The residents of this city must educate themselves and find that the only way to regain our powers is to vote for officials that truly represent us and advocate for us. This includes state representatives, governors, attorney generals, etc. To say otherwise would only push off the responsibility we all say we want with local control.

Police Logs and Crime Reports

The Police Log had not been updated since December 23, 2017 and it was finally done on February 4. We are sort of up-to-date for now. Let’s see how soon they put up the data for February 5 because I have something to check out.

Also, the monthly Crime Reports has not been updated since November 2017. There is nothing for December 2017 or 2018.

On a weekly basis, Rumbo receives reports from that organization about all kinds of crime being committed in the City of Lawrence (if reported by the authorities.) This past week, this is what we received:

We’re very sorry, but it looks like we have no crime data for you this week.


This may be because there has been an interruption in the data feed or your police agency doesn’t report weekly.

Now we know, nothing ever happens in Lawrence!

Sanctuary State?

If we get up one morning and find out that Massachusetts has become a Sanctuary State, that’s not the time to march in demonstrations demanding a reversal. Too late! Blame yourself for not being on top of your politicians’ decisions.

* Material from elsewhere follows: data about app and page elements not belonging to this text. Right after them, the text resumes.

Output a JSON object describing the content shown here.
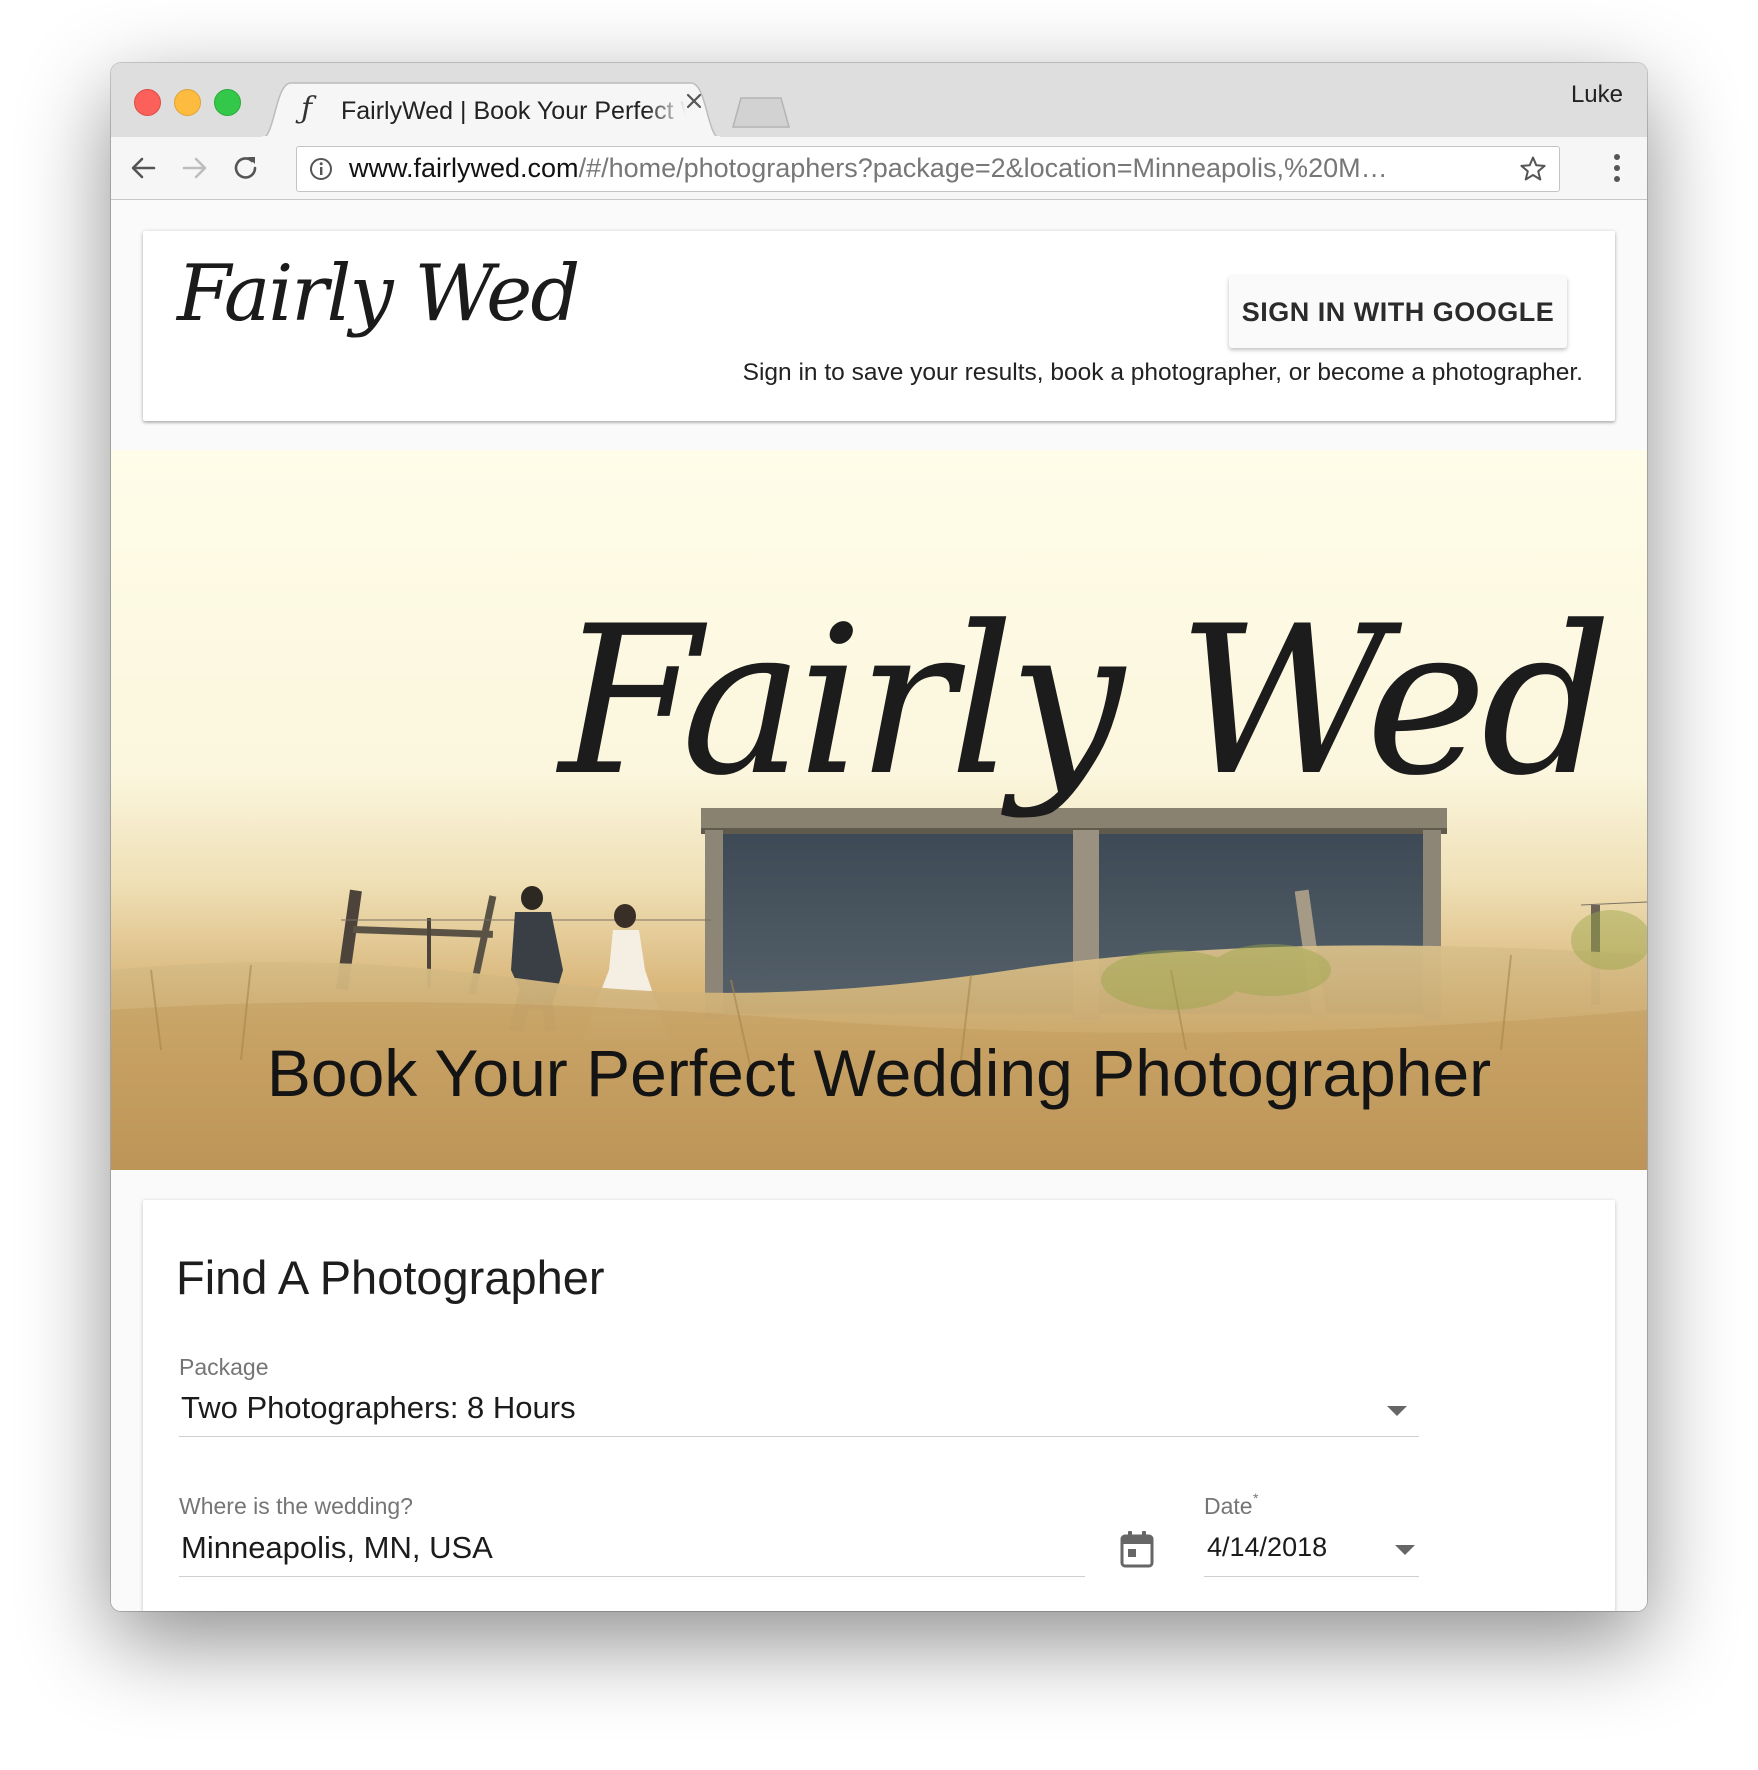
{
  "browser": {
    "tab_favicon": "ƒ",
    "tab_title": "FairlyWed | Book Your Perfect Wedding Photographer",
    "profile_name": "Luke",
    "url_host": "www.fairlywed.com",
    "url_path": "/#/home/photographers?package=2&location=Minneapolis,%20M…"
  },
  "header": {
    "logo_text": "Fairly Wed",
    "signin_button": "SIGN IN WITH GOOGLE",
    "signin_note": "Sign in to save your results, book a photographer, or become a photographer."
  },
  "hero": {
    "logo_text": "Fairly Wed",
    "title": "Book Your Perfect Wedding Photographer"
  },
  "search": {
    "title": "Find A Photographer",
    "package_label": "Package",
    "package_value": "Two Photographers: 8 Hours",
    "location_label": "Where is the wedding?",
    "location_value": "Minneapolis, MN, USA",
    "date_label": "Date",
    "date_required": "*",
    "date_value": "4/14/2018"
  },
  "icons": {
    "back": "arrow-left-icon",
    "forward": "arrow-right-icon",
    "reload": "reload-icon",
    "info": "info-icon",
    "star": "star-icon",
    "menu": "more-vert-icon",
    "calendar": "calendar-icon",
    "tab_close": "close-icon"
  }
}
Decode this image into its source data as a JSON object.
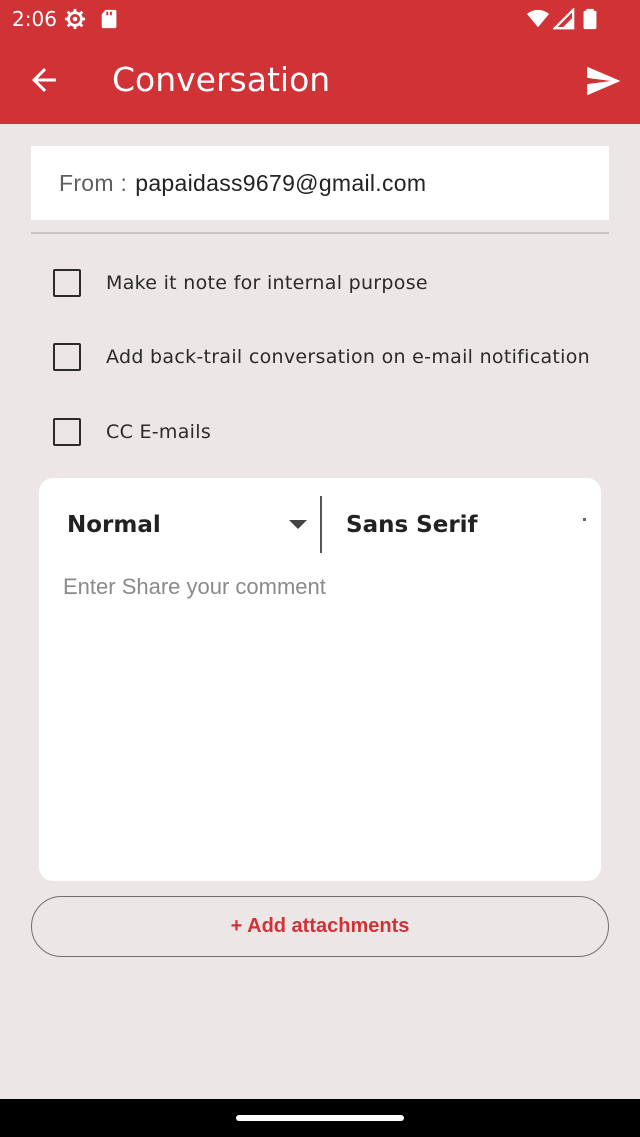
{
  "status_bar": {
    "time": "2:06",
    "icons": [
      "settings-gear-icon",
      "sd-card-icon",
      "wifi-icon",
      "signal-icon",
      "battery-icon"
    ]
  },
  "app_bar": {
    "title": "Conversation",
    "back_icon": "arrow-back-icon",
    "send_icon": "send-icon",
    "background_color": "#d13236"
  },
  "from": {
    "label": "From :",
    "value": "papaidass9679@gmail.com"
  },
  "options": [
    {
      "label": "Make it note for internal purpose",
      "checked": false
    },
    {
      "label": "Add back-trail conversation on e-mail notification",
      "checked": false
    },
    {
      "label": "CC E-mails",
      "checked": false
    }
  ],
  "editor": {
    "format_selected": "Normal",
    "font_selected": "Sans Serif",
    "placeholder": "Enter Share your comment",
    "value": ""
  },
  "attachments_button": {
    "label": "+ Add attachments",
    "color": "#d13236"
  }
}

This House Bill S1305 was approved and sent to the Senate for debate by the Committee of Public Safety and Homeland Security, sponsored by James B. Eldridge, Juana Matias, Jack Lewis, Jason M. Lewis and other members of the General Court for legislation to protect the civil rights and safety of all Massachusetts residents.

(3) Neither a law enforcement agency nor the Massachusetts Registry of Motor Vehicles shall make any information in its databases or other record-keeping systems available to any entity for enforcement of any federal program requiring registration of persons on the basis of race, gender, sexual orientation, religion, or national or ethnic origin. Any agreements inconsistent with this section are null and void; provided, however, that nothing in this subsection shall prohibit or restrain a law enforcement agency or the Massachusetts Registry of Motor Vehicles from sending to, or receiving from, any local, state, or federal agency, information regarding citizenship or immigration status, consistent with 8 U.S.C. section 1373.

Class-less Pink

Did you know that I chew gum? Yes, I am confessing! I buy them in large quantities so I won’t run out and keep them by my computer. I like to use them after a meal, even after brushing my teeth – but never in public!

If you watched the Super Bowl when Pink sang the National Anthem, the first thing she did on camera, standing in front of the microphone, ready to begin she pulled the big chunk of gum from her mouth and threw it on the ground. How uncouth!